Task objective
Give the entries again exactly as they appear, but without the images.

Information
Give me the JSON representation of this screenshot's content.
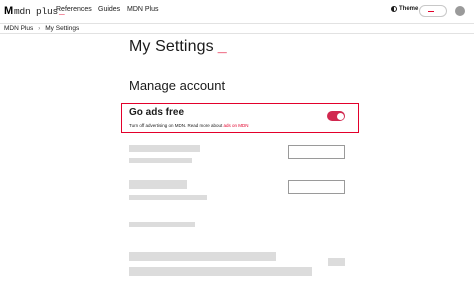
{
  "header": {
    "logo_text": "mdn plus",
    "logo_mark": "M",
    "logo_underscore": "_",
    "nav_items": [
      "References",
      "Guides",
      "MDN Plus"
    ],
    "theme_label": "Theme",
    "theme_icon": "half-circle-icon",
    "search_icon": "search-cursor-icon",
    "avatar_icon": "user-avatar-icon"
  },
  "breadcrumb": {
    "items": [
      "MDN Plus",
      "My Settings"
    ],
    "separator": "›"
  },
  "main": {
    "title": "My Settings",
    "title_underscore": "_",
    "section_title": "Manage account",
    "ads_card": {
      "title": "Go ads free",
      "description": "Turn off advertising on MDN. Read more about ",
      "link_text": "ads on MDN",
      "toggle_on": true
    }
  },
  "colors": {
    "accent": "#e3002b",
    "toggle": "#d1284f",
    "skeleton": "#dcdcdc"
  }
}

Task result
Give me the JSON representation of this screenshot's content.
{
  "header": {
    "logo_text": "mdn plus",
    "logo_mark": "M",
    "logo_underscore": "_",
    "nav_items": [
      "References",
      "Guides",
      "MDN Plus"
    ],
    "theme_label": "Theme",
    "theme_icon": "half-circle-icon",
    "search_icon": "search-cursor-icon",
    "avatar_icon": "user-avatar-icon"
  },
  "breadcrumb": {
    "items": [
      "MDN Plus",
      "My Settings"
    ],
    "separator": "›"
  },
  "main": {
    "title": "My Settings",
    "title_underscore": "_",
    "section_title": "Manage account",
    "ads_card": {
      "title": "Go ads free",
      "description": "Turn off advertising on MDN. Read more about ",
      "link_text": "ads on MDN",
      "toggle_on": true
    }
  },
  "colors": {
    "accent": "#e3002b",
    "toggle": "#d1284f",
    "skeleton": "#dcdcdc"
  }
}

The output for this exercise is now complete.